Where the word "level" shows up in the entries below, please copy the whole line.
►
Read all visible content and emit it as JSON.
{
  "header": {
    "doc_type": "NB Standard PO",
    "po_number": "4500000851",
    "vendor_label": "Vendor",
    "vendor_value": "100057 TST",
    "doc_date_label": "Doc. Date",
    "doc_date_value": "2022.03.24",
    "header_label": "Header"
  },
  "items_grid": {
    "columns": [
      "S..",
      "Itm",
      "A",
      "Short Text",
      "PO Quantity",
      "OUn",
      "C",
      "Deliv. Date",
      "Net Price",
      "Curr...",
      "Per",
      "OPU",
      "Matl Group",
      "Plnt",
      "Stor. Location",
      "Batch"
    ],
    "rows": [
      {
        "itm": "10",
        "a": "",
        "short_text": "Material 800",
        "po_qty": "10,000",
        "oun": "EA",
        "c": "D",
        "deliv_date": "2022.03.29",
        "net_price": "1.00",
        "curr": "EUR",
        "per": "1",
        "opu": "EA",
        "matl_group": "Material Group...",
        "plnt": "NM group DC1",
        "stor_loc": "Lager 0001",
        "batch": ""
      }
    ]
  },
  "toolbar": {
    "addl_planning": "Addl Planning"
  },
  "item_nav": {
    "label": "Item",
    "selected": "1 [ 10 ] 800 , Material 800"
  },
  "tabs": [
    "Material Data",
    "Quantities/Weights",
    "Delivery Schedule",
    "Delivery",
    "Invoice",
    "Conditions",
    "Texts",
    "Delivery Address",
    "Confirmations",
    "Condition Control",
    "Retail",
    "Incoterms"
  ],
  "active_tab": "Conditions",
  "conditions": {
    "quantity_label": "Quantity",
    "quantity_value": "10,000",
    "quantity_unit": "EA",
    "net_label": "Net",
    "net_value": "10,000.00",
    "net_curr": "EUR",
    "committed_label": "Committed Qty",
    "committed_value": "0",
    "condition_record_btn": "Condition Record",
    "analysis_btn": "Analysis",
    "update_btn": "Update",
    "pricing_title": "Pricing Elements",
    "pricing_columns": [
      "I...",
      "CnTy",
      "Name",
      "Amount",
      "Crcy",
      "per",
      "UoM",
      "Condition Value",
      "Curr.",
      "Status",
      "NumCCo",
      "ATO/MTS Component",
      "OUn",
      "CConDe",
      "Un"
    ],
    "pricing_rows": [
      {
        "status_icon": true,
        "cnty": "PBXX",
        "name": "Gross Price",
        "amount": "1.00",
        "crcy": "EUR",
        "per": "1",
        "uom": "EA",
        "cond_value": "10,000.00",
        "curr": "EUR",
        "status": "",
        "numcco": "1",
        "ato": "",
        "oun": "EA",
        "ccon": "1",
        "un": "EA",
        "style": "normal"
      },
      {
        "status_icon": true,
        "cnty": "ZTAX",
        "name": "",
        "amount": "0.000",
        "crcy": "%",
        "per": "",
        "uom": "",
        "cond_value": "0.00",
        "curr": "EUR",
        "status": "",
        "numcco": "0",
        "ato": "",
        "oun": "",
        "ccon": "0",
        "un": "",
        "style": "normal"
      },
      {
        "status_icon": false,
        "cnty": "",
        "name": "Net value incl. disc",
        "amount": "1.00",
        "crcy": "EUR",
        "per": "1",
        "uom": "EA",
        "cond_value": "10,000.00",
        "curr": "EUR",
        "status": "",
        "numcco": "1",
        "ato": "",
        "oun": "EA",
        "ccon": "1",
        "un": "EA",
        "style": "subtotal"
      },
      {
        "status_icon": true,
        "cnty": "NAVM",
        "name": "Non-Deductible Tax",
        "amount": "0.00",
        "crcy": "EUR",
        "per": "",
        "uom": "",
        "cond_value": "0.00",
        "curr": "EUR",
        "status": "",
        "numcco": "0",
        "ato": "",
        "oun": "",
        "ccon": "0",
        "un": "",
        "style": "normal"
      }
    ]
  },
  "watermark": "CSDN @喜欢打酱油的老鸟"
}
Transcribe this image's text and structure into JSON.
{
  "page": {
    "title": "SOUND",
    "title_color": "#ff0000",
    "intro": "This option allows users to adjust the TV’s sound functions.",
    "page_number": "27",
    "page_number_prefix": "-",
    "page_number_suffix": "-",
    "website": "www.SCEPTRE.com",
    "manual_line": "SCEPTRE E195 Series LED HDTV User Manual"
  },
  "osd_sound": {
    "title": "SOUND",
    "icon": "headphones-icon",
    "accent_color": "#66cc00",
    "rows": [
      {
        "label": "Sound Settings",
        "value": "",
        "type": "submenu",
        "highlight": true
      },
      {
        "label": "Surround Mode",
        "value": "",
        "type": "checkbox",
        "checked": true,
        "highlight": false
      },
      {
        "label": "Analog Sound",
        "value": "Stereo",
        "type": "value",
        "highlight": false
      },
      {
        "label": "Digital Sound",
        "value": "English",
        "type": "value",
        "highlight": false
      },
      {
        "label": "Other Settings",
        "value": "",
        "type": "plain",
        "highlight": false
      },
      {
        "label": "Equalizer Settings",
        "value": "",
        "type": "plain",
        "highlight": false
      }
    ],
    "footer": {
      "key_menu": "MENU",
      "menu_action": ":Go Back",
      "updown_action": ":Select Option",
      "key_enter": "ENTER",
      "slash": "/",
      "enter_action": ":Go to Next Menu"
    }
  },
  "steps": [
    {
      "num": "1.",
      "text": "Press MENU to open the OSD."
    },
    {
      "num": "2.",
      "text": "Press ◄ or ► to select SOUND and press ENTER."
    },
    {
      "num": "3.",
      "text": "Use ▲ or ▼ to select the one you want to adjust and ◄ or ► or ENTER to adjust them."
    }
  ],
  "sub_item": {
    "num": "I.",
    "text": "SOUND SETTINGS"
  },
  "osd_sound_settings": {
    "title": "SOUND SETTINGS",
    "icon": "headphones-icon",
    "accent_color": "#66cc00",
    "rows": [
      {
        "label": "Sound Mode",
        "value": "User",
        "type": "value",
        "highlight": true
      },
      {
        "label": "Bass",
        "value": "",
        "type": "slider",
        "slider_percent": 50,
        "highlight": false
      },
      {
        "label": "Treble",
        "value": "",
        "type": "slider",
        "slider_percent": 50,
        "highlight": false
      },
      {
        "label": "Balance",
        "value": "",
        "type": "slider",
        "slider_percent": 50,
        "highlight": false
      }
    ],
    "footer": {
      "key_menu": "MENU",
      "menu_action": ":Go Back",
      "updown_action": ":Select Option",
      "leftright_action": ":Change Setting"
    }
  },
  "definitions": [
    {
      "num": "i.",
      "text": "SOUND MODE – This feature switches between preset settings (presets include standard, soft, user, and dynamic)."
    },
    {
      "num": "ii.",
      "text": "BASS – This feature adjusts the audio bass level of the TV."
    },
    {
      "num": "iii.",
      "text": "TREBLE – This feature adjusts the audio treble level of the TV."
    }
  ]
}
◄
Answer space:
      "text": "BASS – This feature adjusts the audio bass level of the TV."
      "text": "TREBLE – This feature adjusts the audio treble level of the TV."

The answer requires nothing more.